* [Task statement]: Check each line of the records for "减脂食物"; collect those that have it.

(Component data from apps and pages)
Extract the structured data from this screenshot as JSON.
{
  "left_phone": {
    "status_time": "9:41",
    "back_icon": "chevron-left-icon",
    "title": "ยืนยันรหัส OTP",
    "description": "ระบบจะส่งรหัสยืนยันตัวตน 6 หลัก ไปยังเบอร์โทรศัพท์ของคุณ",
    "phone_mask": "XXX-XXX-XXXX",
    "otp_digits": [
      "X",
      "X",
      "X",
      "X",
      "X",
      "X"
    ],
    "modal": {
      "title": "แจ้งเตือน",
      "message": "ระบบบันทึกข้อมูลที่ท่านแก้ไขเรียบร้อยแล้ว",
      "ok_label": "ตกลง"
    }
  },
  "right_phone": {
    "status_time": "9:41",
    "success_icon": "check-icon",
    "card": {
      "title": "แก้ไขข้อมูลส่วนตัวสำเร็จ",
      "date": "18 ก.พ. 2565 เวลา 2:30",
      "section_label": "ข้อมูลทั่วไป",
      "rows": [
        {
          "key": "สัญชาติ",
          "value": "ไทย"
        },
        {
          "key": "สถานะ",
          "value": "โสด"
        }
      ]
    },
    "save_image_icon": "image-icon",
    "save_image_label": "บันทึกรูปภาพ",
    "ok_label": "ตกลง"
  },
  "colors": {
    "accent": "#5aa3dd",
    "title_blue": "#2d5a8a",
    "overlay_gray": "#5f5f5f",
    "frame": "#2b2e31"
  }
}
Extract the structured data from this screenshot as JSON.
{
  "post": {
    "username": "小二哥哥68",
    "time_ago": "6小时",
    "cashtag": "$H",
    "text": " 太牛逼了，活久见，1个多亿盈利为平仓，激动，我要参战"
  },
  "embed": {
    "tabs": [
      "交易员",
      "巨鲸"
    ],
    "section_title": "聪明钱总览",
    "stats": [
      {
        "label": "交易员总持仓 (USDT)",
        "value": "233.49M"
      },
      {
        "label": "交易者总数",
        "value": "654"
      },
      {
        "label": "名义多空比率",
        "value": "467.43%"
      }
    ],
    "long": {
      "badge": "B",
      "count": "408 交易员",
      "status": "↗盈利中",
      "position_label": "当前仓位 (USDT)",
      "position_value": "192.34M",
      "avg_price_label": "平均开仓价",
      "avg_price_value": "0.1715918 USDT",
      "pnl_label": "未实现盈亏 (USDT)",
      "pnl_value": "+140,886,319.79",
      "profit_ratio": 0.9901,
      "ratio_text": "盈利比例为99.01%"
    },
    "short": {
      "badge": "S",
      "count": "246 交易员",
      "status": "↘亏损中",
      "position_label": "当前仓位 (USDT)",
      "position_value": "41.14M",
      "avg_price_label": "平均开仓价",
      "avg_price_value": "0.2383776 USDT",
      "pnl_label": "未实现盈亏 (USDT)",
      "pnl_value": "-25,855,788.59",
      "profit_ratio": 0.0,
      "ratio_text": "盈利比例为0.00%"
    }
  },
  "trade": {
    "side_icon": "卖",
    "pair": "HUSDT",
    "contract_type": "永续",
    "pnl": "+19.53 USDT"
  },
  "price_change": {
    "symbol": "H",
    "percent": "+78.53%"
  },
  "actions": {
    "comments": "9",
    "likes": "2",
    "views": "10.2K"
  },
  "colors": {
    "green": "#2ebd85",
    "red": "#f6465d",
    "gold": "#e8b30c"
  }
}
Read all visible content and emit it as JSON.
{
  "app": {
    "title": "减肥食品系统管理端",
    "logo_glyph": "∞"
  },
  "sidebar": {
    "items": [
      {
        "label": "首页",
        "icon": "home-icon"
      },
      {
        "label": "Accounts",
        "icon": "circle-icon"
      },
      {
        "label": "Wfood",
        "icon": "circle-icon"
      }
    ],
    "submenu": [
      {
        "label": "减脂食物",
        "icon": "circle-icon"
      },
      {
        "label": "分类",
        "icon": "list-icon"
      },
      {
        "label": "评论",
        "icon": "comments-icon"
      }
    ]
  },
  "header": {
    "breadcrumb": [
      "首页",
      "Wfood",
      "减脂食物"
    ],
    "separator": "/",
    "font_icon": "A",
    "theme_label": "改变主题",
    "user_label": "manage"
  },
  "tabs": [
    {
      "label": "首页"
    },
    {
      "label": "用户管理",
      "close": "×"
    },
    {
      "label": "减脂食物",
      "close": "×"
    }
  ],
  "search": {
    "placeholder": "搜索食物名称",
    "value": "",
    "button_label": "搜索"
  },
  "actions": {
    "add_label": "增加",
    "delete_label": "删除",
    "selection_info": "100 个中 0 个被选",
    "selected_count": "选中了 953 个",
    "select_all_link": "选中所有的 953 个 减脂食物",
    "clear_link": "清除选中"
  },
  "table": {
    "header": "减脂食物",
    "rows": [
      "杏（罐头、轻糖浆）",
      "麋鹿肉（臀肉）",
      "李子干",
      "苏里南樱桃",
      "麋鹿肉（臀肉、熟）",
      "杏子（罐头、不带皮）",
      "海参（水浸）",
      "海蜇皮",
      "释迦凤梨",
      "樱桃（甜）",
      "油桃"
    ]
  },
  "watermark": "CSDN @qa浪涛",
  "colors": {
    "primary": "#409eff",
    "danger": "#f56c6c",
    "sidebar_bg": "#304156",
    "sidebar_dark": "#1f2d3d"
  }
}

* [Answer to the exercise]:
        "label": "减脂食物",
      "减脂食物"
      "label": "减脂食物",
    "select_all_link": "选中所有的 953 个 减脂食物",
    "header": "减脂食物",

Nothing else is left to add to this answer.